Could you return all of the entries word for word, minus any pictures?

┌──

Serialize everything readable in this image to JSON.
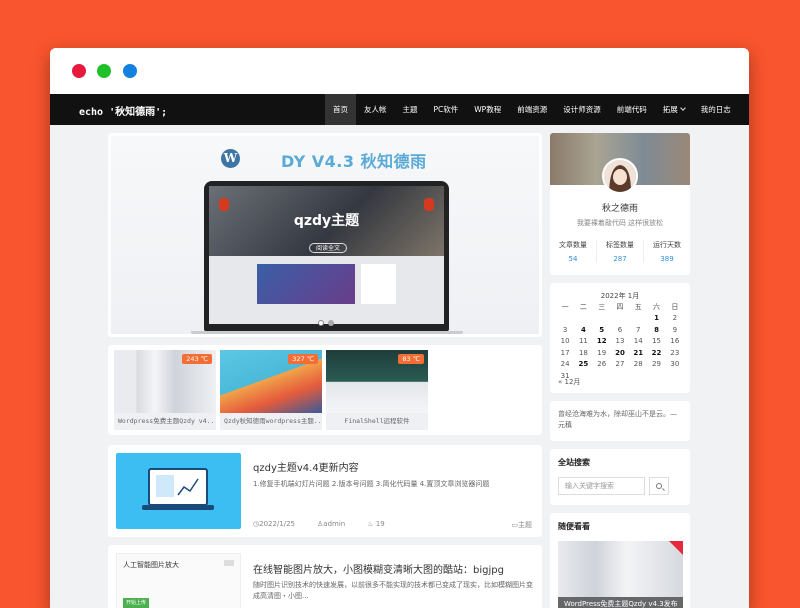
{
  "nav": {
    "brand": "echo '秋知德雨';",
    "items": [
      {
        "label": "首页",
        "active": true
      },
      {
        "label": "友人帐"
      },
      {
        "label": "主题"
      },
      {
        "label": "PC软件"
      },
      {
        "label": "WP教程"
      },
      {
        "label": "前端资源"
      },
      {
        "label": "设计师资源"
      },
      {
        "label": "前端代码"
      },
      {
        "label": "拓展",
        "has_dropdown": true
      },
      {
        "label": "我的日志"
      }
    ]
  },
  "banner": {
    "title": "DY V4.3 秋知德雨",
    "logo_letter": "W",
    "screen_title": "qzdy主题",
    "screen_button": "阅读全文",
    "slides": 2,
    "active_slide": 1
  },
  "thumbs": [
    {
      "caption": "Wordpress免费主题Qzdy v4...",
      "temp": "243 ℃"
    },
    {
      "caption": "Qzdy秋知德雨wordpress主题...",
      "temp": "327 ℃"
    },
    {
      "caption": "FinalShell远程软件",
      "temp": "83 ℃"
    }
  ],
  "posts": [
    {
      "title": "qzdy主题v4.4更新内容",
      "excerpt": "1.修复手机端幻灯片问题 2.版本号问题 3.简化代码量 4.置顶文章浏览器问题",
      "date": "2022/1/25",
      "author": "admin",
      "views": "19",
      "category": "主题"
    },
    {
      "title": "在线智能图片放大，小图模糊变清晰大图的酷站：bigjpg",
      "excerpt": "随时图片识别技术的快速发展，以前很多不能实现的技术都已变成了现实，比如模糊图片变成高清图・小图...",
      "thumb_label": "人工智能图片放大",
      "thumb_button": "开始上传"
    }
  ],
  "profile": {
    "name": "秋之德雨",
    "desc": "我要裸着敲代码 这样很放松",
    "stats": [
      {
        "label": "文章数量",
        "value": "54"
      },
      {
        "label": "标签数量",
        "value": "287"
      },
      {
        "label": "运行天数",
        "value": "389"
      }
    ]
  },
  "calendar": {
    "caption": "2022年 1月",
    "weekdays": [
      "一",
      "二",
      "三",
      "四",
      "五",
      "六",
      "日"
    ],
    "rows": [
      [
        "",
        "",
        "",
        "",
        "",
        "1",
        "2"
      ],
      [
        "3",
        "4",
        "5",
        "6",
        "7",
        "8",
        "9"
      ],
      [
        "10",
        "11",
        "12",
        "13",
        "14",
        "15",
        "16"
      ],
      [
        "17",
        "18",
        "19",
        "20",
        "21",
        "22",
        "23"
      ],
      [
        "24",
        "25",
        "26",
        "27",
        "28",
        "29",
        "30"
      ],
      [
        "31",
        "",
        "",
        "",
        "",
        "",
        ""
      ]
    ],
    "bold_days": [
      "1",
      "4",
      "5",
      "8",
      "12",
      "20",
      "21",
      "22",
      "25"
    ],
    "prev": "« 12月"
  },
  "quote": "曾经沧海难为水，除却巫山不是云。—元稹",
  "search": {
    "title": "全站搜索",
    "placeholder": "输入关键字搜索"
  },
  "random": {
    "title": "随便看看",
    "caption": "WordPress免费主题Qzdy v4.3发布"
  },
  "colors": {
    "background": "#f9552e",
    "nav": "#111111",
    "accent": "#2f8fd8",
    "tag": "#f36d34"
  }
}
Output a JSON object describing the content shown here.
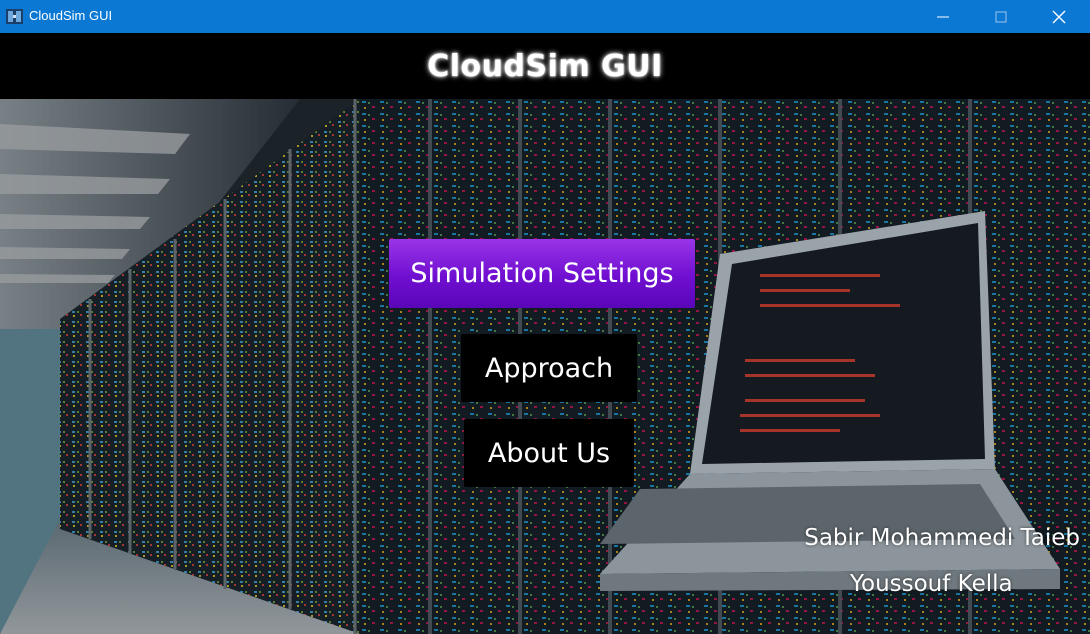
{
  "window": {
    "title": "CloudSim GUI",
    "controls": [
      "minimize",
      "maximize",
      "close"
    ],
    "accent_color": "#0b78d4"
  },
  "header": {
    "title": "CloudSim GUI"
  },
  "menu": {
    "simulation_settings_label": "Simulation Settings",
    "approach_label": "Approach",
    "about_us_label": "About Us"
  },
  "credits": {
    "author_1": "Sabir Mohammedi Taieb",
    "author_2": "Youssouf Kella"
  },
  "colors": {
    "primary_button": "#7a18d6",
    "dark_button": "#000000",
    "header_bg": "#000000"
  }
}
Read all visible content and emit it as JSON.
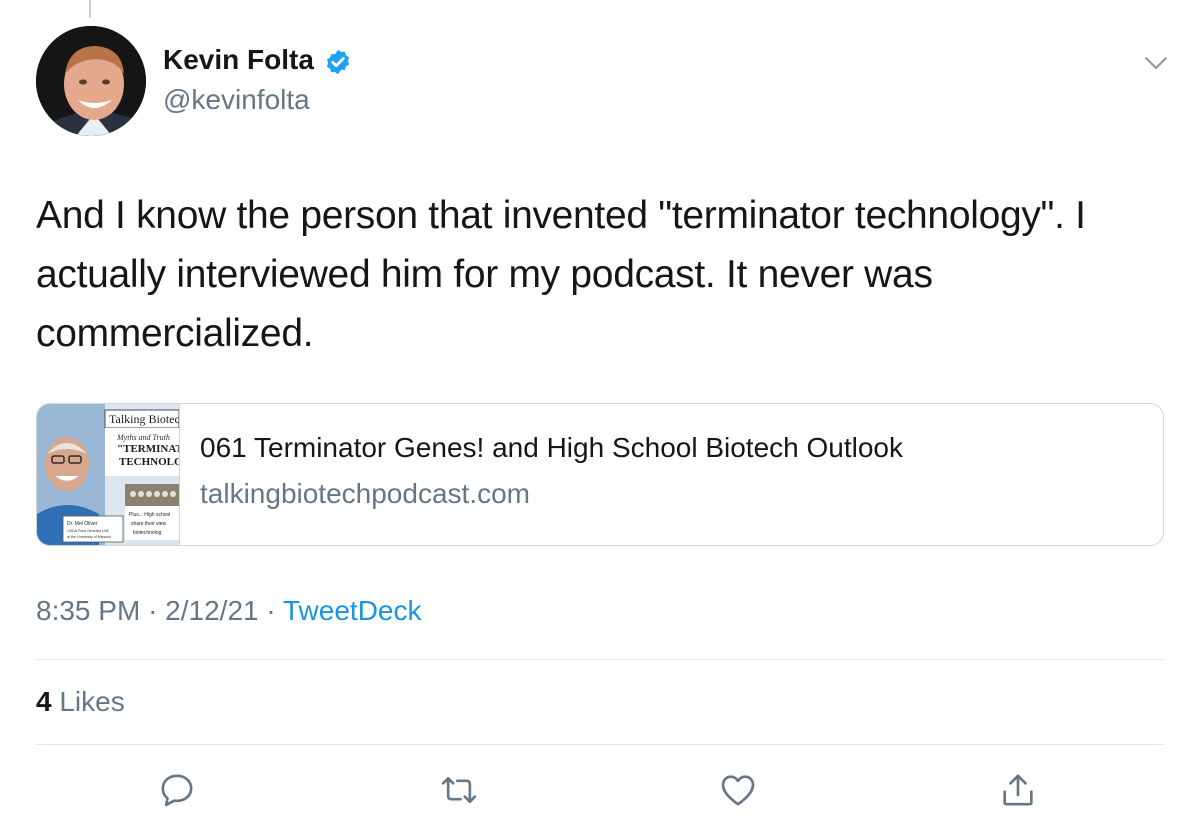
{
  "author": {
    "name": "Kevin Folta",
    "handle": "@kevinfolta",
    "verified": true
  },
  "tweet": {
    "lines": [
      "And I know the person that invented \"terminator technology\".  I",
      "actually interviewed him for my podcast. It never was",
      "commercialized."
    ]
  },
  "card": {
    "title": "061 Terminator Genes! and High School Biotech Outlook",
    "domain": "talkingbiotechpodcast.com",
    "thumbnail": {
      "banner": "Talking Biotec",
      "script_line": "Myths and Truth",
      "headline_1": "\"TERMINAT",
      "headline_2": "TECHNOLO",
      "caption_1": "Dr. Mel Oliver",
      "caption_2": "USDA Plant Genetics Unit",
      "caption_3": "at the University of Missouri",
      "plus_1": "Plus... High school",
      "plus_2": "share their view",
      "plus_3": "biotechnolog"
    }
  },
  "meta": {
    "time": "8:35 PM",
    "date": "2/12/21",
    "separator": "·",
    "source": "TweetDeck"
  },
  "stats": {
    "likes_count": "4",
    "likes_label": "Likes"
  },
  "actions": [
    "reply-icon",
    "retweet-icon",
    "like-icon",
    "share-icon"
  ],
  "colors": {
    "text": "#14171a",
    "secondary": "#657786",
    "link": "#1b95e0",
    "verified": "#1da1f2",
    "border": "#ccd6dd",
    "action_icon": "#657786"
  }
}
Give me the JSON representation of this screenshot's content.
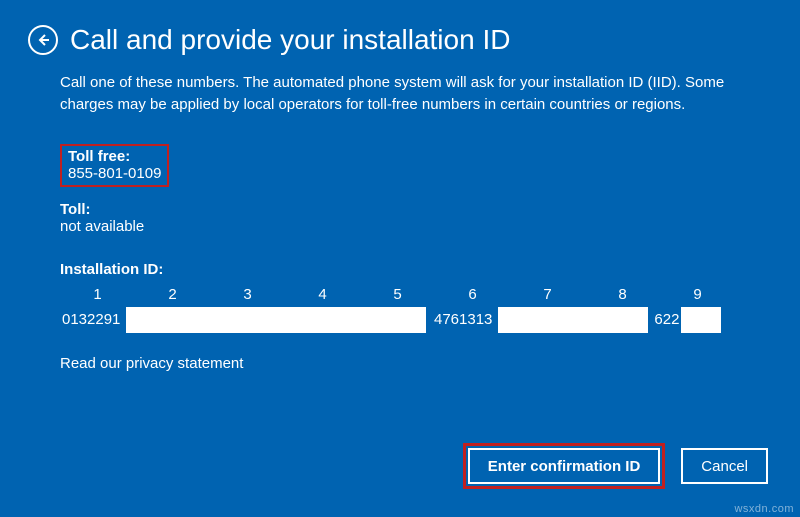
{
  "header": {
    "title": "Call and provide your installation ID"
  },
  "description": "Call one of these numbers. The automated phone system will ask for your installation ID (IID). Some charges may be applied by local operators for toll-free numbers in certain countries or regions.",
  "toll_free": {
    "label": "Toll free:",
    "number": "855-801-0109"
  },
  "toll": {
    "label": "Toll:",
    "value": "not available"
  },
  "installation_id": {
    "label": "Installation ID:",
    "columns": [
      "1",
      "2",
      "3",
      "4",
      "5",
      "6",
      "7",
      "8",
      "9"
    ],
    "segments": {
      "seg1_text": "0132291",
      "seg6_text": "4761313",
      "seg9_text": "622"
    }
  },
  "privacy_link": "Read our privacy statement",
  "buttons": {
    "enter": "Enter confirmation ID",
    "cancel": "Cancel"
  },
  "watermark": "wsxdn.com"
}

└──

### COMPLETED EXERCISE
Serialize everything readable in this image to JSON.
{
  "nav": {
    "brand": "echo '秋知德雨';",
    "items": [
      {
        "label": "首页",
        "active": true
      },
      {
        "label": "友人帐"
      },
      {
        "label": "主题"
      },
      {
        "label": "PC软件"
      },
      {
        "label": "WP教程"
      },
      {
        "label": "前端资源"
      },
      {
        "label": "设计师资源"
      },
      {
        "label": "前端代码"
      },
      {
        "label": "拓展",
        "has_dropdown": true
      },
      {
        "label": "我的日志"
      }
    ]
  },
  "banner": {
    "title": "DY V4.3 秋知德雨",
    "logo_letter": "W",
    "screen_title": "qzdy主题",
    "screen_button": "阅读全文",
    "slides": 2,
    "active_slide": 1
  },
  "thumbs": [
    {
      "caption": "Wordpress免费主题Qzdy v4...",
      "temp": "243 ℃"
    },
    {
      "caption": "Qzdy秋知德雨wordpress主题...",
      "temp": "327 ℃"
    },
    {
      "caption": "FinalShell远程软件",
      "temp": "83 ℃"
    }
  ],
  "posts": [
    {
      "title": "qzdy主题v4.4更新内容",
      "excerpt": "1.修复手机端幻灯片问题 2.版本号问题 3.简化代码量 4.置顶文章浏览器问题",
      "date": "2022/1/25",
      "author": "admin",
      "views": "19",
      "category": "主题"
    },
    {
      "title": "在线智能图片放大，小图模糊变清晰大图的酷站：bigjpg",
      "excerpt": "随时图片识别技术的快速发展，以前很多不能实现的技术都已变成了现实，比如模糊图片变成高清图・小图...",
      "thumb_label": "人工智能图片放大",
      "thumb_button": "开始上传"
    }
  ],
  "profile": {
    "name": "秋之德雨",
    "desc": "我要裸着敲代码 这样很放松",
    "stats": [
      {
        "label": "文章数量",
        "value": "54"
      },
      {
        "label": "标签数量",
        "value": "287"
      },
      {
        "label": "运行天数",
        "value": "389"
      }
    ]
  },
  "calendar": {
    "caption": "2022年 1月",
    "weekdays": [
      "一",
      "二",
      "三",
      "四",
      "五",
      "六",
      "日"
    ],
    "rows": [
      [
        "",
        "",
        "",
        "",
        "",
        "1",
        "2"
      ],
      [
        "3",
        "4",
        "5",
        "6",
        "7",
        "8",
        "9"
      ],
      [
        "10",
        "11",
        "12",
        "13",
        "14",
        "15",
        "16"
      ],
      [
        "17",
        "18",
        "19",
        "20",
        "21",
        "22",
        "23"
      ],
      [
        "24",
        "25",
        "26",
        "27",
        "28",
        "29",
        "30"
      ],
      [
        "31",
        "",
        "",
        "",
        "",
        "",
        ""
      ]
    ],
    "bold_days": [
      "1",
      "4",
      "5",
      "8",
      "12",
      "20",
      "21",
      "22",
      "25"
    ],
    "prev": "« 12月"
  },
  "quote": "曾经沧海难为水，除却巫山不是云。—元稹",
  "search": {
    "title": "全站搜索",
    "placeholder": "输入关键字搜索"
  },
  "random": {
    "title": "随便看看",
    "caption": "WordPress免费主题Qzdy v4.3发布"
  },
  "colors": {
    "background": "#f9552e",
    "nav": "#111111",
    "accent": "#2f8fd8",
    "tag": "#f36d34"
  }
}
Output a JSON object describing the content shown here.
{
  "window": {
    "title": "CloudSim GUI",
    "controls": [
      "minimize",
      "maximize",
      "close"
    ],
    "accent_color": "#0b78d4"
  },
  "header": {
    "title": "CloudSim GUI"
  },
  "menu": {
    "simulation_settings_label": "Simulation Settings",
    "approach_label": "Approach",
    "about_us_label": "About Us"
  },
  "credits": {
    "author_1": "Sabir Mohammedi Taieb",
    "author_2": "Youssouf Kella"
  },
  "colors": {
    "primary_button": "#7a18d6",
    "dark_button": "#000000",
    "header_bg": "#000000"
  }
}
Read all visible content and emit it as JSON.
{
  "author": {
    "name": "Kevin Folta",
    "handle": "@kevinfolta",
    "verified": true
  },
  "tweet": {
    "lines": [
      "And I know the person that invented \"terminator technology\".  I",
      "actually interviewed him for my podcast. It never was",
      "commercialized."
    ]
  },
  "card": {
    "title": "061 Terminator Genes! and High School Biotech Outlook",
    "domain": "talkingbiotechpodcast.com",
    "thumbnail": {
      "banner": "Talking Biotec",
      "script_line": "Myths and Truth",
      "headline_1": "\"TERMINAT",
      "headline_2": "TECHNOLO",
      "caption_1": "Dr. Mel Oliver",
      "caption_2": "USDA Plant Genetics Unit",
      "caption_3": "at the University of Missouri",
      "plus_1": "Plus... High school",
      "plus_2": "share their view",
      "plus_3": "biotechnolog"
    }
  },
  "meta": {
    "time": "8:35 PM",
    "date": "2/12/21",
    "separator": "·",
    "source": "TweetDeck"
  },
  "stats": {
    "likes_count": "4",
    "likes_label": "Likes"
  },
  "actions": [
    "reply-icon",
    "retweet-icon",
    "like-icon",
    "share-icon"
  ],
  "colors": {
    "text": "#14171a",
    "secondary": "#657786",
    "link": "#1b95e0",
    "verified": "#1da1f2",
    "border": "#ccd6dd",
    "action_icon": "#657786"
  }
}
Give me the JSON representation of this screenshot's content.
{
  "header": {
    "title": "Call and provide your installation ID"
  },
  "description": "Call one of these numbers. The automated phone system will ask for your installation ID (IID). Some charges may be applied by local operators for toll-free numbers in certain countries or regions.",
  "toll_free": {
    "label": "Toll free:",
    "number": "855-801-0109"
  },
  "toll": {
    "label": "Toll:",
    "value": "not available"
  },
  "installation_id": {
    "label": "Installation ID:",
    "columns": [
      "1",
      "2",
      "3",
      "4",
      "5",
      "6",
      "7",
      "8",
      "9"
    ],
    "segments": {
      "seg1_text": "0132291",
      "seg6_text": "4761313",
      "seg9_text": "622"
    }
  },
  "privacy_link": "Read our privacy statement",
  "buttons": {
    "enter": "Enter confirmation ID",
    "cancel": "Cancel"
  },
  "watermark": "wsxdn.com"
}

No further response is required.